Task description: Once you have read the entries below, write them all out again exactly.

(Items from a dataset)
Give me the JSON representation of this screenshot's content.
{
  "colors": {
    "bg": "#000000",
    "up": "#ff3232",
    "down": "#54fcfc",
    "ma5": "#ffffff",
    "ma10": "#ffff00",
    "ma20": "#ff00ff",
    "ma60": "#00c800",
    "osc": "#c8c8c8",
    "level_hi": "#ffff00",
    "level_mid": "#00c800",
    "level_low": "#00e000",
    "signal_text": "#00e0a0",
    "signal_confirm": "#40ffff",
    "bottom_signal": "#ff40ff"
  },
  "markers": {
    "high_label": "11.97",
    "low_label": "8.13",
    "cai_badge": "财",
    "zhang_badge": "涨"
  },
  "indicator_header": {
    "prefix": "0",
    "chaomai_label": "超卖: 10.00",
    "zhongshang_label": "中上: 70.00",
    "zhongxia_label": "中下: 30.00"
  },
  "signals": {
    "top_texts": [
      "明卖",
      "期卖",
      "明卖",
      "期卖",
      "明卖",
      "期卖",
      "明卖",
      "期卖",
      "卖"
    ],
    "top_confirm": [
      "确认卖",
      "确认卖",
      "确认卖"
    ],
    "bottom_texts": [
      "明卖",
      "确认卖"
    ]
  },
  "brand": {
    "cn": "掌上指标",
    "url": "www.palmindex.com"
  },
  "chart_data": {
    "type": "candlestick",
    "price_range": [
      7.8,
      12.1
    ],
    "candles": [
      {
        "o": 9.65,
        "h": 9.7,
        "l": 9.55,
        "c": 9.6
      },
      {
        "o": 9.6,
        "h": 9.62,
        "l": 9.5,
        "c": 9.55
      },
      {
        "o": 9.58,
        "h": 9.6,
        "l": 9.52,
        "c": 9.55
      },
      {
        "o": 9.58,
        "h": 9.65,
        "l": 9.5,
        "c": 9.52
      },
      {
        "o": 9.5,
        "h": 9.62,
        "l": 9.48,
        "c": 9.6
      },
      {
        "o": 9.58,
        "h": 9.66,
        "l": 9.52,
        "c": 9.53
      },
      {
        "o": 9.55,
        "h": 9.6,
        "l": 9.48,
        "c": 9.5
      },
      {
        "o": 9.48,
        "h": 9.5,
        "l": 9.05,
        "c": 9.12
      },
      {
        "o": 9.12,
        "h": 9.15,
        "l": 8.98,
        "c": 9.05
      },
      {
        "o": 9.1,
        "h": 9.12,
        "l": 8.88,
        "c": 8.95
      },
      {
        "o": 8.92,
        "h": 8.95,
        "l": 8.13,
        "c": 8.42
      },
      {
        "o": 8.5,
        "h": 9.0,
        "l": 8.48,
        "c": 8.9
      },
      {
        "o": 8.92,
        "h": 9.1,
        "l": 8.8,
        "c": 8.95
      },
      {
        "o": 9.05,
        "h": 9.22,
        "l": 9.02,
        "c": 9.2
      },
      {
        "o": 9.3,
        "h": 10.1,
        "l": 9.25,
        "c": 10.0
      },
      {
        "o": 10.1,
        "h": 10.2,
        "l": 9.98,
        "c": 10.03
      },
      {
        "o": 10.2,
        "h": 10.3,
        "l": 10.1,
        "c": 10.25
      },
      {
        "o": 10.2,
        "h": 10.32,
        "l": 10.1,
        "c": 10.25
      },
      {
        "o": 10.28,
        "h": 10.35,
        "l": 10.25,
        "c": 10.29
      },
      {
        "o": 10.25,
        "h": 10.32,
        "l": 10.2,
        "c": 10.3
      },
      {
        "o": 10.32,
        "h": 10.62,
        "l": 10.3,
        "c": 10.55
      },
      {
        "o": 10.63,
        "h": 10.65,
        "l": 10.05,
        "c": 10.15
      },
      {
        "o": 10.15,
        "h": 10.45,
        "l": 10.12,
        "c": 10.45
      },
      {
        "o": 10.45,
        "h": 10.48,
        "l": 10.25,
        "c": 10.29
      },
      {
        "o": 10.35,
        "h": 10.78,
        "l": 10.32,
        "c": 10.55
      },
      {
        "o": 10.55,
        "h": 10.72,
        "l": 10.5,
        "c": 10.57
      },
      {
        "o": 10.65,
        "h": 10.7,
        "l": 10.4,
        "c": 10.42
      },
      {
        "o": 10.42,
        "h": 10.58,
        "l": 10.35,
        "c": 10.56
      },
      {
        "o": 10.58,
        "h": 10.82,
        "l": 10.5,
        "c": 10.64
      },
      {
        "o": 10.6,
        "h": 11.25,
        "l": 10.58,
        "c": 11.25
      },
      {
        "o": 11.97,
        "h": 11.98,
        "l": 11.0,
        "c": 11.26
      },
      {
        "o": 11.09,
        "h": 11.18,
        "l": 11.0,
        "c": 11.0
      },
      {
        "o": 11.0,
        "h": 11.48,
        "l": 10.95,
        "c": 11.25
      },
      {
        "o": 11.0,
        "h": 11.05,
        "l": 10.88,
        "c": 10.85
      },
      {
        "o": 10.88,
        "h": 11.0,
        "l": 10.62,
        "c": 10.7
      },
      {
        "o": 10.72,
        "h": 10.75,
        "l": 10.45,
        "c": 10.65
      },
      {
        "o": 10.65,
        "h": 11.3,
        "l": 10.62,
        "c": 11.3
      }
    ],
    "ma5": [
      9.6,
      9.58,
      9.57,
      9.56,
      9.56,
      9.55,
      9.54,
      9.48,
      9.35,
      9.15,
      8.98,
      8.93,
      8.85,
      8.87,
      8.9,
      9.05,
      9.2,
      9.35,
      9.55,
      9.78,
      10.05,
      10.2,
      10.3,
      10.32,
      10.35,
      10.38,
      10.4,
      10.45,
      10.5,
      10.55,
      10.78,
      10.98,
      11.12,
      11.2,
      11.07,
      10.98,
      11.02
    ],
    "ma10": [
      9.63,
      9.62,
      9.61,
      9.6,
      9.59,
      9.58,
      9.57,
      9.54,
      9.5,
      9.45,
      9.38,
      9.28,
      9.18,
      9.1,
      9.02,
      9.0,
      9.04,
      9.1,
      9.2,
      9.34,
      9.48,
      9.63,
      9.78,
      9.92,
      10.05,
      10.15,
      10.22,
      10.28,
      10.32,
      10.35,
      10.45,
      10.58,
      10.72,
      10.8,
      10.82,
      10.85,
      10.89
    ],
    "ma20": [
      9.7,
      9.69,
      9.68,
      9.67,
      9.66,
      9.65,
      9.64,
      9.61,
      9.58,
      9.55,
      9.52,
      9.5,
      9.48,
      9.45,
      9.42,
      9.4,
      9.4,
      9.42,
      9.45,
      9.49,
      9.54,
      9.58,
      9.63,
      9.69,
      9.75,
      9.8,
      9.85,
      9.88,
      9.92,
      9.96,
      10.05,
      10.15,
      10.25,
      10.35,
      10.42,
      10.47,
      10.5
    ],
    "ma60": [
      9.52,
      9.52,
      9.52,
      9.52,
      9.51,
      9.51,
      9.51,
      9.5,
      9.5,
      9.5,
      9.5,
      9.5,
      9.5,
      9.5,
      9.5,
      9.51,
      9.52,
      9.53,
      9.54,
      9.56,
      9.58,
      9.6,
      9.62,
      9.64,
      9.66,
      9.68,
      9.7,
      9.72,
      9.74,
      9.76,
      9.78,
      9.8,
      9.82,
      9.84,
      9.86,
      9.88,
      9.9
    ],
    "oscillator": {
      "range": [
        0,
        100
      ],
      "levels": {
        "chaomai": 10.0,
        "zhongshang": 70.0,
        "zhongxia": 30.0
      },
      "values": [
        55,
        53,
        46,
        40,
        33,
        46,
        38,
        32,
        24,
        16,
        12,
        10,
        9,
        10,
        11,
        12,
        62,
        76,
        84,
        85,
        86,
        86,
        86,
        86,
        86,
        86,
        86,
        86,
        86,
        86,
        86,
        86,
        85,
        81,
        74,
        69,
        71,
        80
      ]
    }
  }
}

Written response:
Give me the JSON representation of this screenshot's content.
{
  "colors": {
    "bg": "#000000",
    "up": "#ff3232",
    "down": "#54fcfc",
    "ma5": "#ffffff",
    "ma10": "#ffff00",
    "ma20": "#ff00ff",
    "ma60": "#00c800",
    "osc": "#c8c8c8",
    "level_hi": "#ffff00",
    "level_mid": "#00c800",
    "level_low": "#00e000",
    "signal_text": "#00e0a0",
    "signal_confirm": "#40ffff",
    "bottom_signal": "#ff40ff"
  },
  "markers": {
    "high_label": "11.97",
    "low_label": "8.13",
    "cai_badge": "财",
    "zhang_badge": "涨"
  },
  "indicator_header": {
    "prefix": "0",
    "chaomai_label": "超卖: 10.00",
    "zhongshang_label": "中上: 70.00",
    "zhongxia_label": "中下: 30.00"
  },
  "signals": {
    "top_texts": [
      "明卖",
      "期卖",
      "明卖",
      "期卖",
      "明卖",
      "期卖",
      "明卖",
      "期卖",
      "卖"
    ],
    "top_confirm": [
      "确认卖",
      "确认卖",
      "确认卖"
    ],
    "bottom_texts": [
      "明卖",
      "确认卖"
    ]
  },
  "brand": {
    "cn": "掌上指标",
    "url": "www.palmindex.com"
  },
  "chart_data": {
    "type": "candlestick",
    "price_range": [
      7.8,
      12.1
    ],
    "candles": [
      {
        "o": 9.65,
        "h": 9.7,
        "l": 9.55,
        "c": 9.6
      },
      {
        "o": 9.6,
        "h": 9.62,
        "l": 9.5,
        "c": 9.55
      },
      {
        "o": 9.58,
        "h": 9.6,
        "l": 9.52,
        "c": 9.55
      },
      {
        "o": 9.58,
        "h": 9.65,
        "l": 9.5,
        "c": 9.52
      },
      {
        "o": 9.5,
        "h": 9.62,
        "l": 9.48,
        "c": 9.6
      },
      {
        "o": 9.58,
        "h": 9.66,
        "l": 9.52,
        "c": 9.53
      },
      {
        "o": 9.55,
        "h": 9.6,
        "l": 9.48,
        "c": 9.5
      },
      {
        "o": 9.48,
        "h": 9.5,
        "l": 9.05,
        "c": 9.12
      },
      {
        "o": 9.12,
        "h": 9.15,
        "l": 8.98,
        "c": 9.05
      },
      {
        "o": 9.1,
        "h": 9.12,
        "l": 8.88,
        "c": 8.95
      },
      {
        "o": 8.92,
        "h": 8.95,
        "l": 8.13,
        "c": 8.42
      },
      {
        "o": 8.5,
        "h": 9.0,
        "l": 8.48,
        "c": 8.9
      },
      {
        "o": 8.92,
        "h": 9.1,
        "l": 8.8,
        "c": 8.95
      },
      {
        "o": 9.05,
        "h": 9.22,
        "l": 9.02,
        "c": 9.2
      },
      {
        "o": 9.3,
        "h": 10.1,
        "l": 9.25,
        "c": 10.0
      },
      {
        "o": 10.1,
        "h": 10.2,
        "l": 9.98,
        "c": 10.03
      },
      {
        "o": 10.2,
        "h": 10.3,
        "l": 10.1,
        "c": 10.25
      },
      {
        "o": 10.2,
        "h": 10.32,
        "l": 10.1,
        "c": 10.25
      },
      {
        "o": 10.28,
        "h": 10.35,
        "l": 10.25,
        "c": 10.29
      },
      {
        "o": 10.25,
        "h": 10.32,
        "l": 10.2,
        "c": 10.3
      },
      {
        "o": 10.32,
        "h": 10.62,
        "l": 10.3,
        "c": 10.55
      },
      {
        "o": 10.63,
        "h": 10.65,
        "l": 10.05,
        "c": 10.15
      },
      {
        "o": 10.15,
        "h": 10.45,
        "l": 10.12,
        "c": 10.45
      },
      {
        "o": 10.45,
        "h": 10.48,
        "l": 10.25,
        "c": 10.29
      },
      {
        "o": 10.35,
        "h": 10.78,
        "l": 10.32,
        "c": 10.55
      },
      {
        "o": 10.55,
        "h": 10.72,
        "l": 10.5,
        "c": 10.57
      },
      {
        "o": 10.65,
        "h": 10.7,
        "l": 10.4,
        "c": 10.42
      },
      {
        "o": 10.42,
        "h": 10.58,
        "l": 10.35,
        "c": 10.56
      },
      {
        "o": 10.58,
        "h": 10.82,
        "l": 10.5,
        "c": 10.64
      },
      {
        "o": 10.6,
        "h": 11.25,
        "l": 10.58,
        "c": 11.25
      },
      {
        "o": 11.97,
        "h": 11.98,
        "l": 11.0,
        "c": 11.26
      },
      {
        "o": 11.09,
        "h": 11.18,
        "l": 11.0,
        "c": 11.0
      },
      {
        "o": 11.0,
        "h": 11.48,
        "l": 10.95,
        "c": 11.25
      },
      {
        "o": 11.0,
        "h": 11.05,
        "l": 10.88,
        "c": 10.85
      },
      {
        "o": 10.88,
        "h": 11.0,
        "l": 10.62,
        "c": 10.7
      },
      {
        "o": 10.72,
        "h": 10.75,
        "l": 10.45,
        "c": 10.65
      },
      {
        "o": 10.65,
        "h": 11.3,
        "l": 10.62,
        "c": 11.3
      }
    ],
    "ma5": [
      9.6,
      9.58,
      9.57,
      9.56,
      9.56,
      9.55,
      9.54,
      9.48,
      9.35,
      9.15,
      8.98,
      8.93,
      8.85,
      8.87,
      8.9,
      9.05,
      9.2,
      9.35,
      9.55,
      9.78,
      10.05,
      10.2,
      10.3,
      10.32,
      10.35,
      10.38,
      10.4,
      10.45,
      10.5,
      10.55,
      10.78,
      10.98,
      11.12,
      11.2,
      11.07,
      10.98,
      11.02
    ],
    "ma10": [
      9.63,
      9.62,
      9.61,
      9.6,
      9.59,
      9.58,
      9.57,
      9.54,
      9.5,
      9.45,
      9.38,
      9.28,
      9.18,
      9.1,
      9.02,
      9.0,
      9.04,
      9.1,
      9.2,
      9.34,
      9.48,
      9.63,
      9.78,
      9.92,
      10.05,
      10.15,
      10.22,
      10.28,
      10.32,
      10.35,
      10.45,
      10.58,
      10.72,
      10.8,
      10.82,
      10.85,
      10.89
    ],
    "ma20": [
      9.7,
      9.69,
      9.68,
      9.67,
      9.66,
      9.65,
      9.64,
      9.61,
      9.58,
      9.55,
      9.52,
      9.5,
      9.48,
      9.45,
      9.42,
      9.4,
      9.4,
      9.42,
      9.45,
      9.49,
      9.54,
      9.58,
      9.63,
      9.69,
      9.75,
      9.8,
      9.85,
      9.88,
      9.92,
      9.96,
      10.05,
      10.15,
      10.25,
      10.35,
      10.42,
      10.47,
      10.5
    ],
    "ma60": [
      9.52,
      9.52,
      9.52,
      9.52,
      9.51,
      9.51,
      9.51,
      9.5,
      9.5,
      9.5,
      9.5,
      9.5,
      9.5,
      9.5,
      9.5,
      9.51,
      9.52,
      9.53,
      9.54,
      9.56,
      9.58,
      9.6,
      9.62,
      9.64,
      9.66,
      9.68,
      9.7,
      9.72,
      9.74,
      9.76,
      9.78,
      9.8,
      9.82,
      9.84,
      9.86,
      9.88,
      9.9
    ],
    "oscillator": {
      "range": [
        0,
        100
      ],
      "levels": {
        "chaomai": 10.0,
        "zhongshang": 70.0,
        "zhongxia": 30.0
      },
      "values": [
        55,
        53,
        46,
        40,
        33,
        46,
        38,
        32,
        24,
        16,
        12,
        10,
        9,
        10,
        11,
        12,
        62,
        76,
        84,
        85,
        86,
        86,
        86,
        86,
        86,
        86,
        86,
        86,
        86,
        86,
        86,
        86,
        85,
        81,
        74,
        69,
        71,
        80
      ]
    }
  }
}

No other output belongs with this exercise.